DATA IN THIS EXERCISE ▸

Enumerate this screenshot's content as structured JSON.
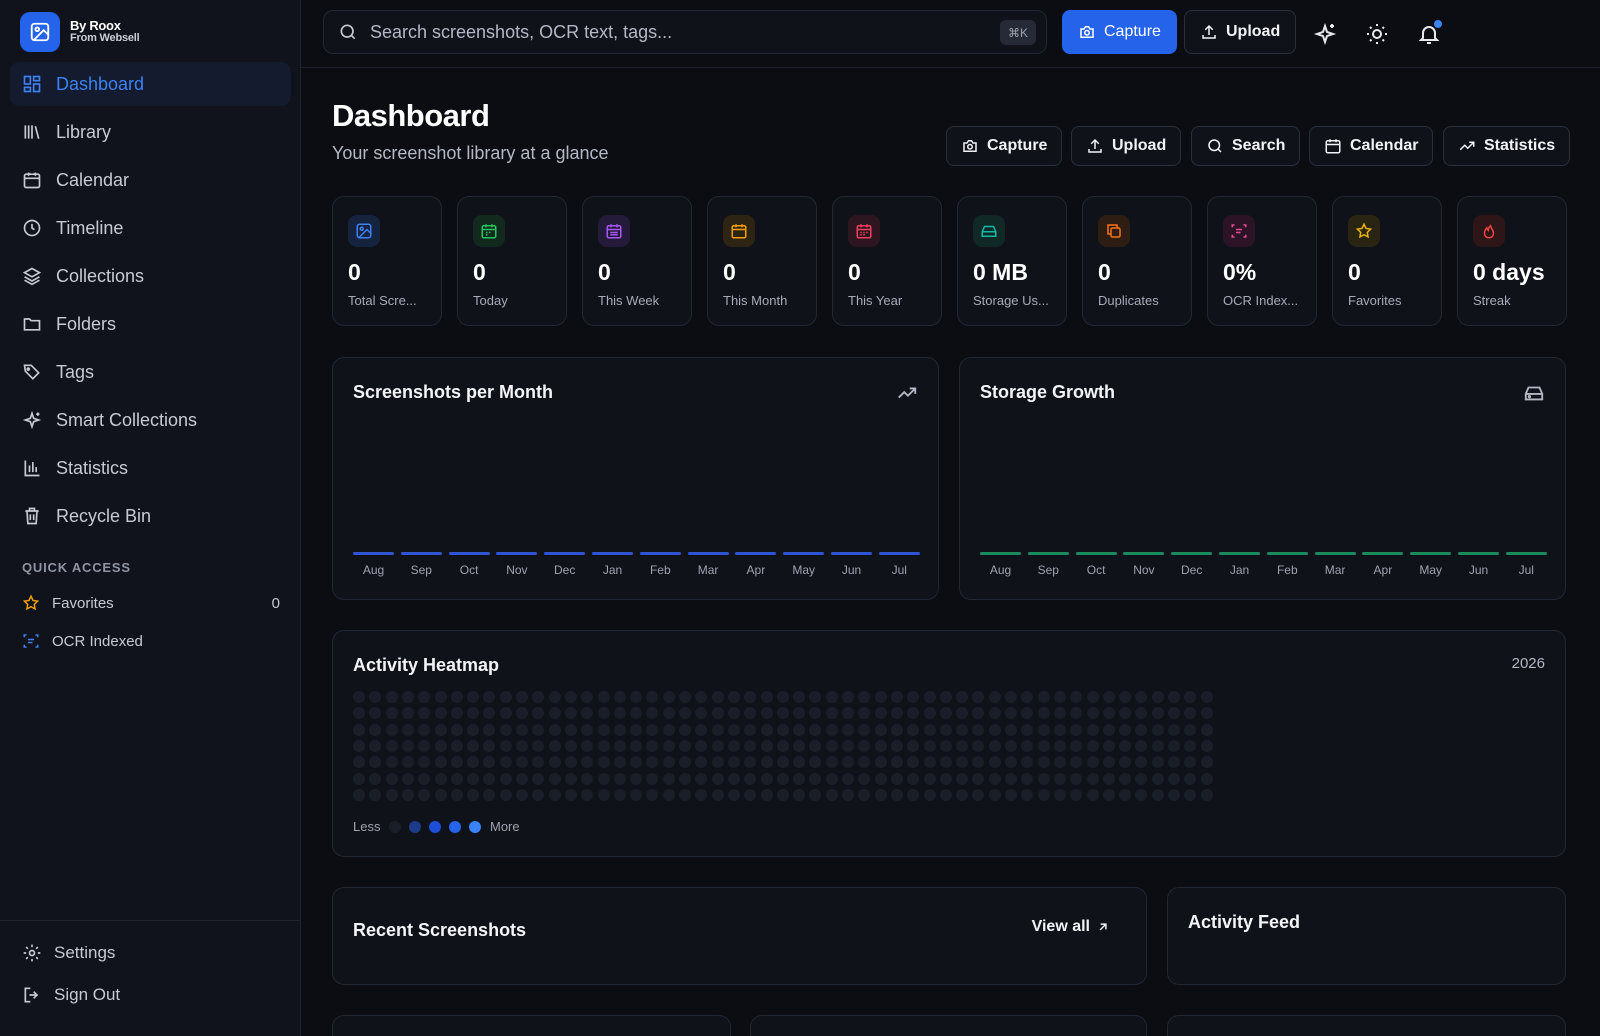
{
  "brand": {
    "name": "By Roox",
    "sub": "From Websell"
  },
  "nav": {
    "items": [
      {
        "label": "Dashboard",
        "icon": "dashboard-icon",
        "active": true
      },
      {
        "label": "Library",
        "icon": "library-icon"
      },
      {
        "label": "Calendar",
        "icon": "calendar-icon"
      },
      {
        "label": "Timeline",
        "icon": "clock-icon"
      },
      {
        "label": "Collections",
        "icon": "layers-icon"
      },
      {
        "label": "Folders",
        "icon": "folder-icon"
      },
      {
        "label": "Tags",
        "icon": "tags-icon"
      },
      {
        "label": "Smart Collections",
        "icon": "sparkles-icon"
      },
      {
        "label": "Statistics",
        "icon": "bar-chart-icon"
      },
      {
        "label": "Recycle Bin",
        "icon": "trash-icon"
      }
    ]
  },
  "quick_access": {
    "title": "QUICK ACCESS",
    "favorites": {
      "label": "Favorites",
      "count": "0"
    },
    "ocr": {
      "label": "OCR Indexed"
    }
  },
  "bottom": {
    "settings": "Settings",
    "signout": "Sign Out"
  },
  "topbar": {
    "search_placeholder": "Search screenshots, OCR text, tags...",
    "shortcut": "⌘K",
    "capture": "Capture",
    "upload": "Upload"
  },
  "header": {
    "title": "Dashboard",
    "subtitle": "Your screenshot library at a glance",
    "actions": [
      "Capture",
      "Upload",
      "Search",
      "Calendar",
      "Statistics"
    ]
  },
  "stats": [
    {
      "value": "0",
      "label": "Total Scre...",
      "color": "#3b82f6",
      "bg": "#16233f",
      "icon": "image-icon"
    },
    {
      "value": "0",
      "label": "Today",
      "color": "#22c55e",
      "bg": "#12291e",
      "icon": "calendar-today-icon"
    },
    {
      "value": "0",
      "label": "This Week",
      "color": "#a855f7",
      "bg": "#241a3a",
      "icon": "calendar-week-icon"
    },
    {
      "value": "0",
      "label": "This Month",
      "color": "#f59e0b",
      "bg": "#2e2413",
      "icon": "calendar-month-icon"
    },
    {
      "value": "0",
      "label": "This Year",
      "color": "#f43f5e",
      "bg": "#2e1620",
      "icon": "calendar-year-icon"
    },
    {
      "value": "0 MB",
      "label": "Storage Us...",
      "color": "#14b8a6",
      "bg": "#102826",
      "icon": "drive-icon"
    },
    {
      "value": "0",
      "label": "Duplicates",
      "color": "#f97316",
      "bg": "#2e1d13",
      "icon": "copy-icon"
    },
    {
      "value": "0%",
      "label": "OCR Index...",
      "color": "#ec4899",
      "bg": "#2c1426",
      "icon": "scan-icon"
    },
    {
      "value": "0",
      "label": "Favorites",
      "color": "#eab308",
      "bg": "#2a2512",
      "icon": "star-icon"
    },
    {
      "value": "0 days",
      "label": "Streak",
      "color": "#ef4444",
      "bg": "#2e1618",
      "icon": "flame-icon"
    }
  ],
  "charts": {
    "months": [
      "Aug",
      "Sep",
      "Oct",
      "Nov",
      "Dec",
      "Jan",
      "Feb",
      "Mar",
      "Apr",
      "May",
      "Jun",
      "Jul"
    ],
    "per_month_title": "Screenshots per Month",
    "storage_title": "Storage Growth",
    "per_month_color": "#2f55d4",
    "storage_color": "#1c8a5a"
  },
  "chart_data": [
    {
      "type": "bar",
      "title": "Screenshots per Month",
      "categories": [
        "Aug",
        "Sep",
        "Oct",
        "Nov",
        "Dec",
        "Jan",
        "Feb",
        "Mar",
        "Apr",
        "May",
        "Jun",
        "Jul"
      ],
      "values": [
        0,
        0,
        0,
        0,
        0,
        0,
        0,
        0,
        0,
        0,
        0,
        0
      ]
    },
    {
      "type": "bar",
      "title": "Storage Growth",
      "categories": [
        "Aug",
        "Sep",
        "Oct",
        "Nov",
        "Dec",
        "Jan",
        "Feb",
        "Mar",
        "Apr",
        "May",
        "Jun",
        "Jul"
      ],
      "values": [
        0,
        0,
        0,
        0,
        0,
        0,
        0,
        0,
        0,
        0,
        0,
        0
      ]
    }
  ],
  "heatmap": {
    "title": "Activity Heatmap",
    "year": "2026",
    "less": "Less",
    "more": "More",
    "legend_colors": [
      "#1a1e28",
      "#1e3a8a",
      "#1d4ed8",
      "#2563eb",
      "#3b82f6"
    ]
  },
  "recent": {
    "title": "Recent Screenshots",
    "view_all": "View all"
  },
  "activity": {
    "title": "Activity Feed"
  }
}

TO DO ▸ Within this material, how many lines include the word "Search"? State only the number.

COMPLETED EXERCISE ▸ 2